Well, as someone who works directly with criminals in both an operational role now, and a high end treatment modality previously, I can tell you that real world stats tell us to be very careful with any study that denotes 'who did what' in domestic violence as being equivalent between the genders!

Both research and practical experience tell us overwhelmingly that power and control issues are at the root of domestic violence. and men are overwhelmingly the perpetrator...period...any research that tries to claim differently is BS

-do the women hit back...yes some do
-do some women start the conflict on any given day (to get the tension phase over with as its easier to take the beating then anticipate it)-some do
-are women sometimes the Domestic violence perpetrator-yes, sometimes
BUT
the vast majority of domestic violence cases, be it physical, psychological, sexual (or any combination of the 3 forms of abuse), have men as the true perpetrator, or in some cases, should I say predator

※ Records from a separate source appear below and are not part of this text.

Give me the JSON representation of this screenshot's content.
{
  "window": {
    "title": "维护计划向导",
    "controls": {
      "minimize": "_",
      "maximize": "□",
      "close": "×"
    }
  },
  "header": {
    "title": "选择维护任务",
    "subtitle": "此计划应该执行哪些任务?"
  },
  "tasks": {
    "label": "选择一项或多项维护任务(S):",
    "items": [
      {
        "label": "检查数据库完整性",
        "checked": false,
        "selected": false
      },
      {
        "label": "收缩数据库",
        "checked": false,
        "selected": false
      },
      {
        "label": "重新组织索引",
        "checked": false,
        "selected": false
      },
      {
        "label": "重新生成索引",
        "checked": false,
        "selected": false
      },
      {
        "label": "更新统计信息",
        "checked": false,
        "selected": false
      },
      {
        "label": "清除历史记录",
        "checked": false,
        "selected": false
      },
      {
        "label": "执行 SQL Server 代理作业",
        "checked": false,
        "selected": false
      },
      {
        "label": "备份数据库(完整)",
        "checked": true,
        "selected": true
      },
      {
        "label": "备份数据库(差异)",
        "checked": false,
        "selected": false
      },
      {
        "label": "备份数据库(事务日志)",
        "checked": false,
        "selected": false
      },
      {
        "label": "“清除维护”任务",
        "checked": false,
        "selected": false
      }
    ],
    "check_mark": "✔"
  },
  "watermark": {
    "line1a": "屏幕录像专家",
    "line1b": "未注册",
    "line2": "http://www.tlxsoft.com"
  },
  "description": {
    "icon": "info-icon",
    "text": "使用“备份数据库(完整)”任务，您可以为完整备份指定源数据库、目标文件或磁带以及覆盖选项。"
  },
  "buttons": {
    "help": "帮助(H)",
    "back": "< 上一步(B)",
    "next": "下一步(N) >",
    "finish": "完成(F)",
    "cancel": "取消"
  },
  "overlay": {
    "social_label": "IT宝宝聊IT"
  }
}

the most telling stat I can probably give is the bed ratio, which literally tells you how society actually deals with the violence....my institution has 5 beds reserved for females and 130 for males
-back in the 90's when it was a treatment only facility (substance abuse, anger management and domestic violence) there were 6 female treatment beds and 80 for men
-these numbers are roughly accurate for all Canadian prisons and jails and I'm pretty sure they are true for US, Britain and Australian facilities

Men perpetrate the violence, of any kind, at ridiculously higher rates than women
(...although as one small sad caveat, the last decade, women have been switching from 'economic or moral' crimes to more violent ones)

regards

Mike

Also having been involved in law enforcement for over thirty years, I agree with Mike as the situation is the same in Australia. It's a sad fact of life that some women will take the beatings as being part of life, and never complain. Men who assault women are beneath contempt imo.

Ezana
01-06-2014, 04:33 PM
Nuadha, the general differences between men and women can be discussed in another thread, but this one is specifically for the size of the brain as it relates to intelligence. If you want to discuss gender differences, feel free to make a new thread for that discussion.